Work task:
Tally the lines of the entries below that hold the word "Brooklyn", and please give only the total.
*** Begin section ***
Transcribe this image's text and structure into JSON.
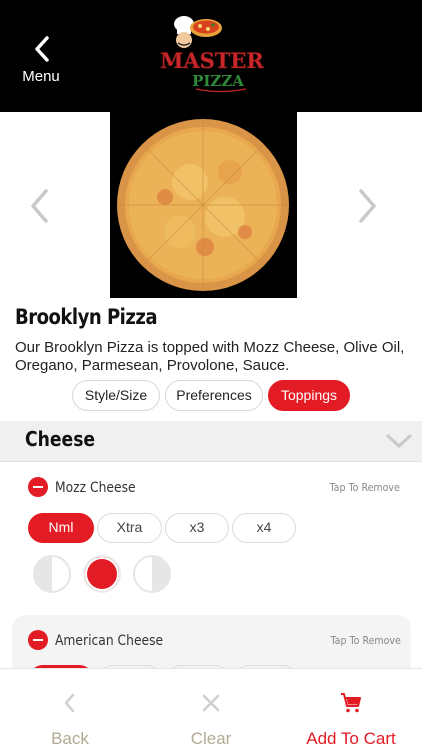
{
  "header": {
    "back_label": "Menu",
    "logo_text_top": "MASTER",
    "logo_text_bottom": "PIZZA"
  },
  "product": {
    "title": "Brooklyn Pizza",
    "description": "Our Brooklyn Pizza is topped with Mozz Cheese, Olive Oil, Oregano, Parmesean, Provolone, Sauce."
  },
  "tabs": [
    {
      "label": "Style/Size",
      "active": false
    },
    {
      "label": "Preferences",
      "active": false
    },
    {
      "label": "Toppings",
      "active": true
    }
  ],
  "section": {
    "title": "Cheese"
  },
  "toppings": [
    {
      "name": "Mozz Cheese",
      "remove_label": "Tap To Remove",
      "amounts": [
        "Nml",
        "Xtra",
        "x3",
        "x4"
      ],
      "selected_amount": "Nml",
      "portion_selected": "whole"
    },
    {
      "name": "American Cheese",
      "remove_label": "Tap To Remove"
    }
  ],
  "bottom_bar": {
    "back_label": "Back",
    "clear_label": "Clear",
    "add_to_cart_label": "Add To Cart"
  },
  "colors": {
    "accent": "#e21b24",
    "header_bg": "#000000",
    "muted_label": "#b3aa93"
  }
}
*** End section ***
Reply:
2